* **Task to complete**: There is a line containing "Read all visible content and emit it as JSON." in the records below. Repeat it and every line after it, exactly, through the final line, but no pictures.

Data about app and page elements
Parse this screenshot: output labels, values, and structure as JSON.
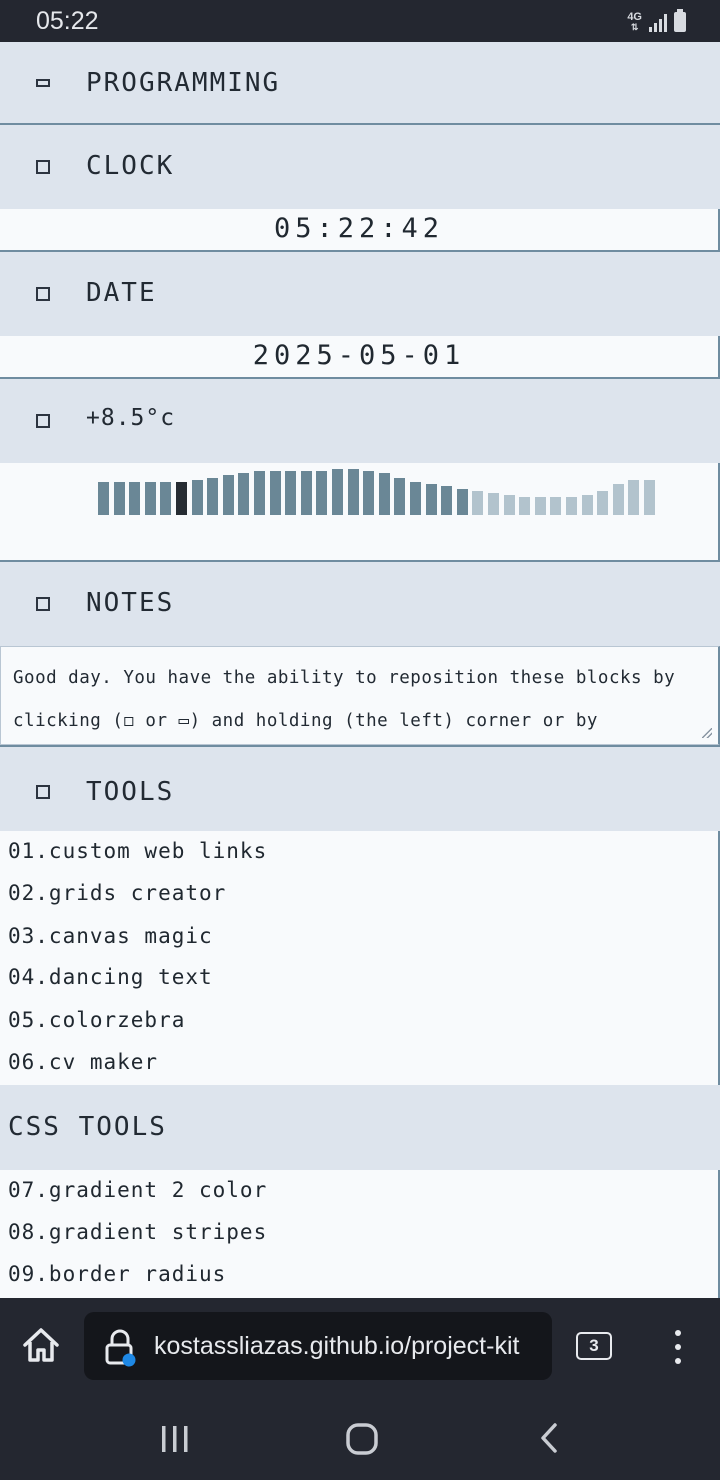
{
  "status_bar": {
    "time": "05:22",
    "network": "4G"
  },
  "sections": {
    "programming": {
      "title": "PROGRAMMING"
    },
    "clock": {
      "title": "CLOCK",
      "value": "05:22:42"
    },
    "date": {
      "title": "DATE",
      "value": "2025-05-01"
    },
    "weather": {
      "title": "+8.5°c"
    },
    "notes": {
      "title": "NOTES",
      "text": "Good day. You have the ability to reposition these blocks by clicking (◻ or ▭) and holding (the left) corner or by"
    },
    "tools": {
      "title": "TOOLS",
      "items": [
        "01.custom web links",
        "02.grids creator",
        "03.canvas magic",
        "04.dancing text",
        "05.colorzebra",
        "06.cv maker"
      ]
    },
    "css_tools": {
      "title": "CSS TOOLS",
      "items": [
        "07.gradient 2 color",
        "08.gradient stripes",
        "09.border radius"
      ]
    }
  },
  "temperature_chart": {
    "levels": [
      0.75,
      0.75,
      0.75,
      0.75,
      0.75,
      0.75,
      0.8,
      0.85,
      0.9,
      0.95,
      1.0,
      1.0,
      1.0,
      1.0,
      1.0,
      1.05,
      1.05,
      1.0,
      0.95,
      0.85,
      0.75,
      0.7,
      0.65,
      0.6,
      0.55,
      0.5,
      0.45,
      0.4,
      0.4,
      0.4,
      0.4,
      0.45,
      0.55,
      0.7,
      0.8,
      0.8
    ],
    "highlight_index": 5,
    "colors": {
      "past": "#6a8796",
      "current": "#262c33",
      "forecast": "#b2c3cd"
    },
    "forecast_from_index": 24
  },
  "browser": {
    "url": "kostassliazas.github.io/project-kit",
    "tab_count": "3",
    "icons": [
      "home-icon",
      "lock-icon",
      "tabs-icon",
      "more-vert-icon"
    ]
  },
  "navigation": {
    "icons": [
      "recent-apps-icon",
      "home-circle-icon",
      "back-icon"
    ]
  },
  "colors": {
    "header_bg": "#dde4ed",
    "divider": "#6f8ca0",
    "panel_bg": "#f8fafc",
    "chrome_bg": "#242730"
  }
}
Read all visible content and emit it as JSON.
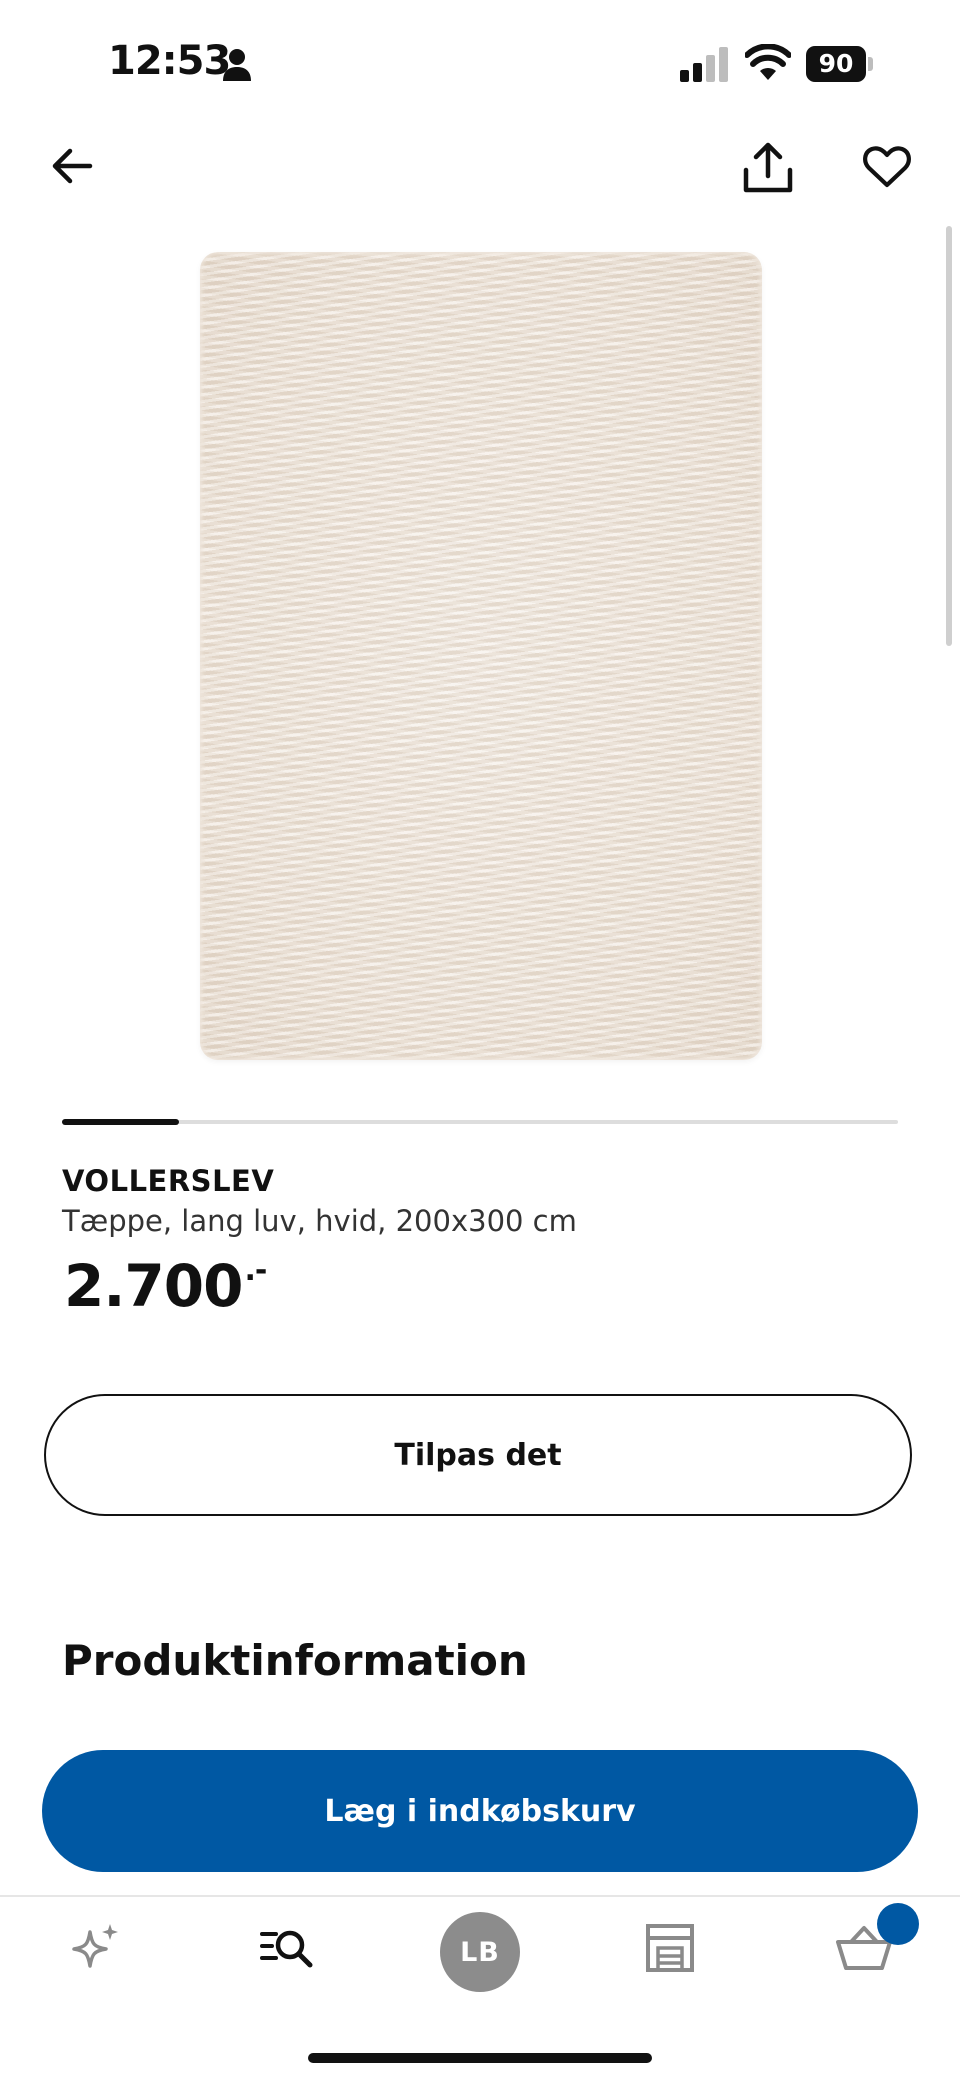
{
  "status_bar": {
    "time": "12:53",
    "battery": "90"
  },
  "carousel": {
    "progress": 0.14
  },
  "product": {
    "name": "VOLLERSLEV",
    "description": "Tæppe, lang luv, hvid, 200x300 cm",
    "price": "2.700",
    "price_suffix": ".-"
  },
  "actions": {
    "customize_label": "Tilpas det",
    "add_to_cart_label": "Læg i indkøbskurv"
  },
  "sections": {
    "product_info_title": "Produktinformation"
  },
  "tabbar": {
    "avatar_initials": "LB",
    "has_cart_badge": true
  },
  "colors": {
    "brand_blue": "#0058a3",
    "text": "#111111",
    "rug": "#ede2d6"
  },
  "icons": [
    "person-icon",
    "signal-icon",
    "wifi-icon",
    "battery-icon",
    "back-arrow-icon",
    "share-icon",
    "heart-icon",
    "sparkle-icon",
    "search-list-icon",
    "store-icon",
    "basket-icon"
  ]
}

* **Result of this task**:
Read all visible content and emit it as JSON.
{
  "status_bar": {
    "time": "12:53",
    "battery": "90"
  },
  "carousel": {
    "progress": 0.14
  },
  "product": {
    "name": "VOLLERSLEV",
    "description": "Tæppe, lang luv, hvid, 200x300 cm",
    "price": "2.700",
    "price_suffix": ".-"
  },
  "actions": {
    "customize_label": "Tilpas det",
    "add_to_cart_label": "Læg i indkøbskurv"
  },
  "sections": {
    "product_info_title": "Produktinformation"
  },
  "tabbar": {
    "avatar_initials": "LB",
    "has_cart_badge": true
  },
  "colors": {
    "brand_blue": "#0058a3",
    "text": "#111111",
    "rug": "#ede2d6"
  },
  "icons": [
    "person-icon",
    "signal-icon",
    "wifi-icon",
    "battery-icon",
    "back-arrow-icon",
    "share-icon",
    "heart-icon",
    "sparkle-icon",
    "search-list-icon",
    "store-icon",
    "basket-icon"
  ]
}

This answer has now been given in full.